There is an association between early menarche and sexually transmitted infections. For example, among those with early menarche was associated with Chlamydial infection and human papilloma virus among sexually active adolescents.

Early menarche also is correlated with cardiovascular risk in adulthood and represents a significant risk for breast cancer.

Risk factors

A risk factor for early menarche can be childhood sexual abuse. The adverse impacts of biological father absence and the presence of non-related males in the home.

Prevention

The most important part of a child's psychosocial environment is the family.

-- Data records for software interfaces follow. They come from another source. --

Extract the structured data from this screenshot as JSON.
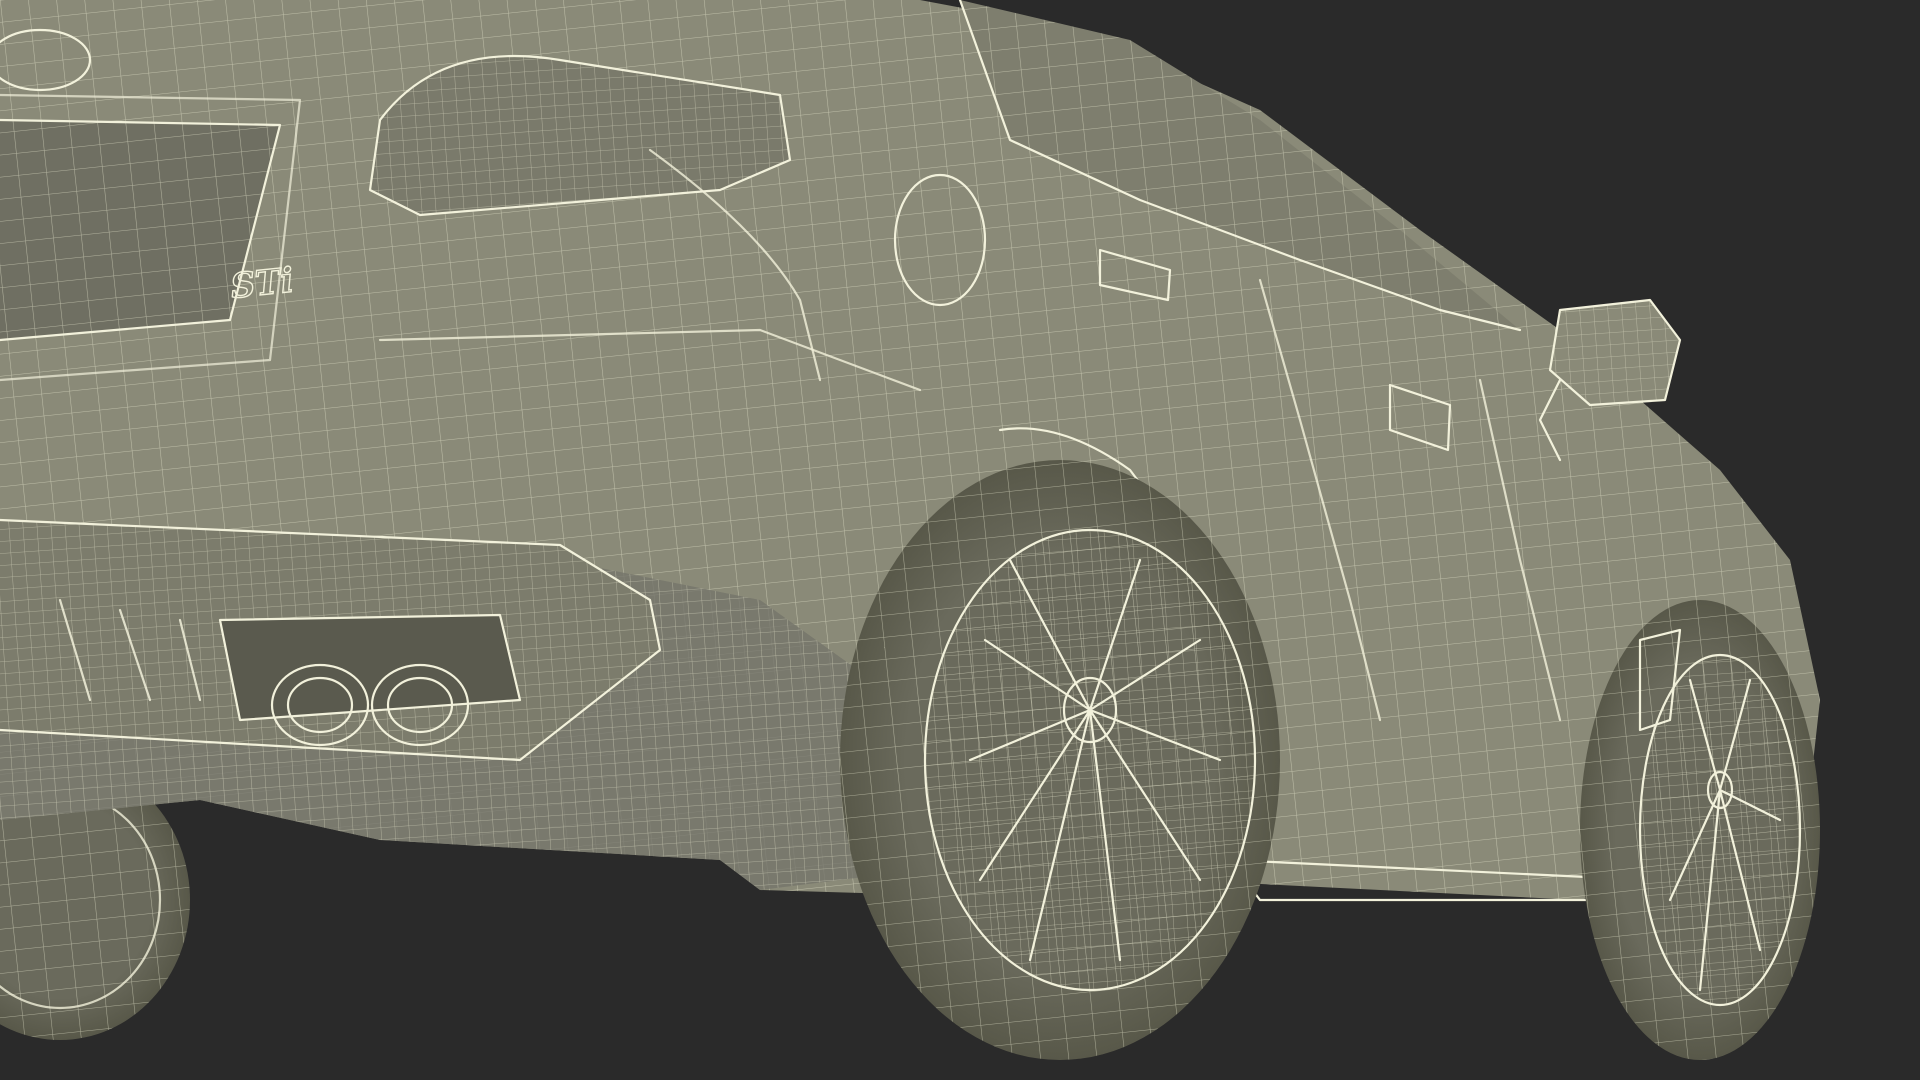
{
  "scene": {
    "subject": "car-rear-three-quarter-wireframe",
    "background_color": "#2a2a2a",
    "body_color": "#8a8a78",
    "body_shade_color": "#6e6e60",
    "dark_shade_color": "#4c4c43",
    "wire_color": "#e9e8cf"
  },
  "badges": {
    "trunk_badge": "STi"
  }
}
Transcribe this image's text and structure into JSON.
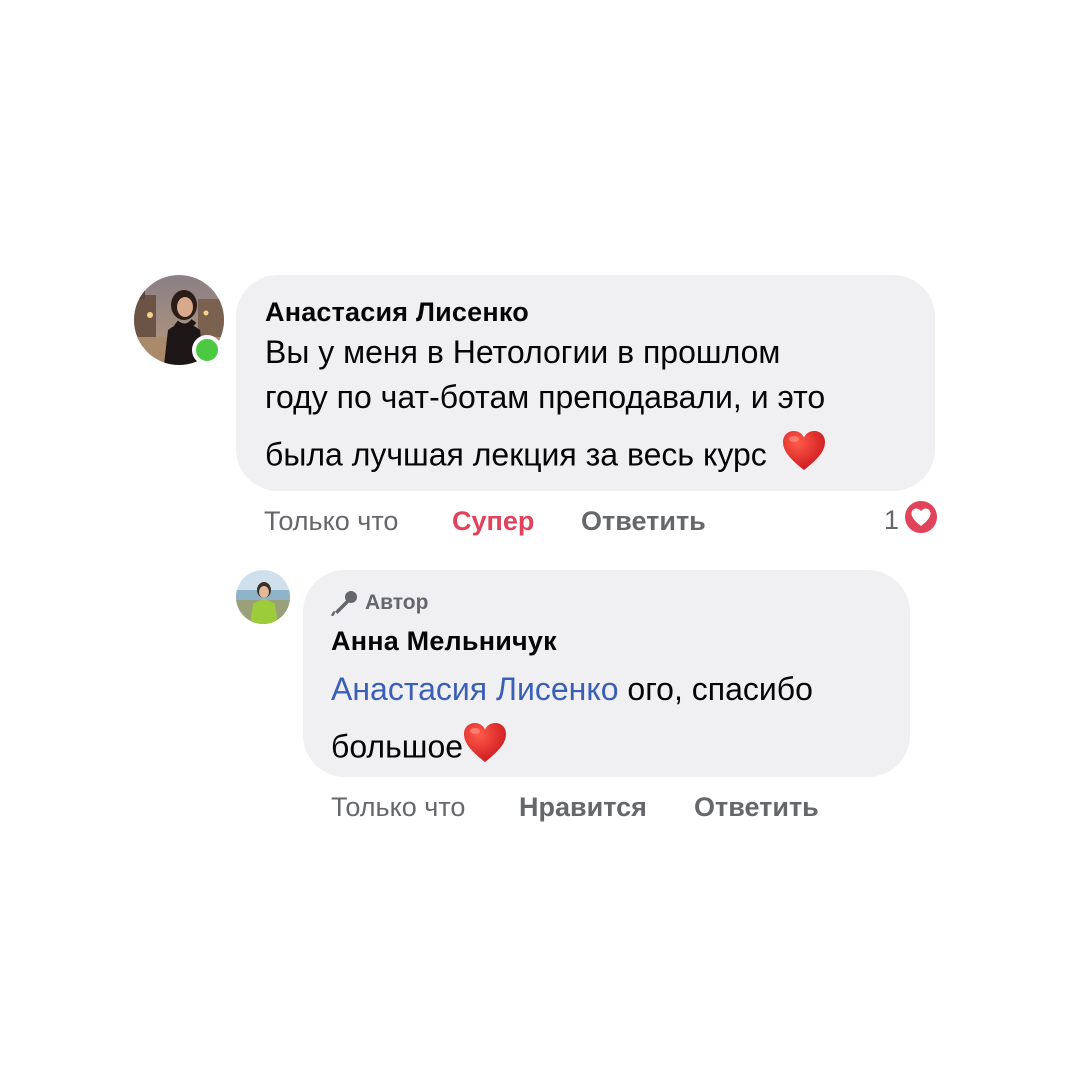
{
  "comments": [
    {
      "author": "Анастасия Лисенко",
      "lines": [
        "Вы у меня в Нетологии в прошлом",
        "году по чат-ботам преподавали, и это",
        "была лучшая лекция за весь курс"
      ],
      "emoji": "heart-emoji",
      "online": true,
      "actions": {
        "time": "Только что",
        "reaction_label": "Супер",
        "reply_label": "Ответить"
      },
      "reaction_count": "1",
      "reaction_icon": "heart-reaction-icon"
    },
    {
      "badge_label": "Автор",
      "author": "Анна Мельничук",
      "mention": "Анастасия Лисенко",
      "text_after_mention": " ого, спасибо",
      "line2": "большое",
      "emoji": "heart-emoji",
      "actions": {
        "time": "Только что",
        "like_label": "Нравится",
        "reply_label": "Ответить"
      }
    }
  ],
  "colors": {
    "bubble": "#f0f0f3",
    "mention": "#3a5fb6",
    "reaction_active": "#e0435a",
    "muted": "#65676b",
    "online": "#4bc940"
  }
}
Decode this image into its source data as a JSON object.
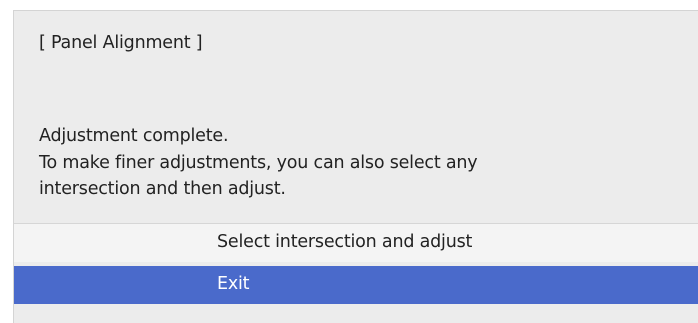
{
  "dialog": {
    "title": "[ Panel Alignment ]",
    "message_lines": [
      "Adjustment complete.",
      "To make finer adjustments, you can also select any",
      "intersection and then adjust."
    ],
    "options": [
      {
        "label": "Select intersection and adjust",
        "selected": false
      },
      {
        "label": "Exit",
        "selected": true
      }
    ]
  },
  "colors": {
    "panel_background": "#ececec",
    "selected_background": "#4a6acb",
    "selected_text": "#ffffff",
    "text": "#222222"
  }
}
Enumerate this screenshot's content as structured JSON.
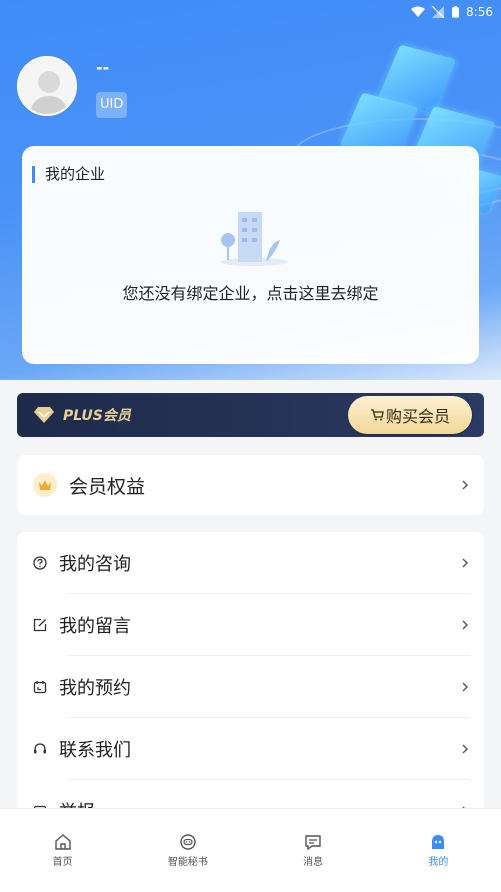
{
  "status_bar": {
    "time": "8:56"
  },
  "profile": {
    "name": "--",
    "uid_label": "UID"
  },
  "enterprise": {
    "title": "我的企业",
    "empty_hint": "您还没有绑定企业，点击这里去绑定"
  },
  "plus": {
    "label": "PLUS会员",
    "buy_label": "购买会员"
  },
  "rights": {
    "label": "会员权益"
  },
  "menu": {
    "items": [
      {
        "label": "我的咨询",
        "icon": "question-circle-icon"
      },
      {
        "label": "我的留言",
        "icon": "edit-icon"
      },
      {
        "label": "我的预约",
        "icon": "calendar-icon"
      },
      {
        "label": "联系我们",
        "icon": "headset-icon"
      },
      {
        "label": "举报",
        "icon": "report-icon"
      }
    ]
  },
  "tabs": [
    {
      "label": "首页",
      "icon": "home-icon"
    },
    {
      "label": "智能秘书",
      "icon": "robot-icon"
    },
    {
      "label": "消息",
      "icon": "message-icon"
    },
    {
      "label": "我的",
      "icon": "profile-icon",
      "active": true
    }
  ],
  "colors": {
    "accent": "#3f8cf8",
    "plus_bg": "#1e2a4a",
    "gold": "#e9cf96"
  }
}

Factors associated with early menarche highlight the need to focus attention on early-matured girls to prevent further health problems linked to risk behaviours. 

Physical activity may also be an effective way of preventing symptoms, and it has been shown to improve quality of life in women.

Another possible prevention of causes associated with early onset of menses is hormone replacement therapy. Hormone replacement therapy (HRT) is any form of hormone therapy wherein the patient, in the course of medical treatment, receives hormones, either to supplement a lack of naturally occurring hormones, or to substitute other hormones for naturally occurring hormones. Hormone replacement therapy's goal is to mitigate discomfort caused by diminished circulating estrogen and progesterone hormones. The main hormones involved are estrogen, progesterone and progestin.

Experience shows that the treatment of children with precocious puberty using a puberty blockers not interfere with normal fertility. 

An early puberty usually means a late menopause. In some women, menopause may bring about a sense of loss related to the end of fertility. During menopause with decline in ovarian function, thereby reducing the production of the hormones estrogen and progesterone. It stops the menstrual cycle and fertility loss is occurring - the woman is unable to conceive.

Women who experienced earlier menarche reported a younger preferred age to have a first child and showed stronger masculinity preferences. This provides evidence that women experiencing early menarche not only have children earlier but notably plan to have children earlier. Age of menarche influences partner selection, which is instrumental for the implementation of reproductive strategies.

As indicated above, early onset of menses is associated with the onset of menopause. Although menopause known as the end of the female reproductive period, fecundation not disappearing suddenly, but decreases gradually over time.

Find more about related issues

Sources

Hormone replacement therapy ―sourced from Wikipedia licensed under CC BY-SA 3.0
Puberty ―sourced from Wikipedia licensed under CC BY-SA 3.0
Nongenetic Determinants of Age at Menarche: A Systematic Review ―by Yermachenko and Dvornyk licensed under CC BY 3.0
Puberty blocker ―sourced from Wikipedia licensed under CC BY-SA 3.0
Determinants of menarche ―by Karapanou and Papadimitriou licensed under CC BY 2.0
Early puberty for US girls raises health risk ―sourced from Wikipedia licensed under CC BY 2.5
Hormone replacement therapy ―sourced from Wikipedia licensed under CC BY-SA 3.0
Menopause ―sourced from Wikipedia licensed under CC BY-SA 3.0
Creative Commons License
Except where otherwise noted, content on this site is licensed under a Creative Commons Attribution-ShareAlike 4.0 International License, involving multiple copyrights under different terms listed in the Sources section.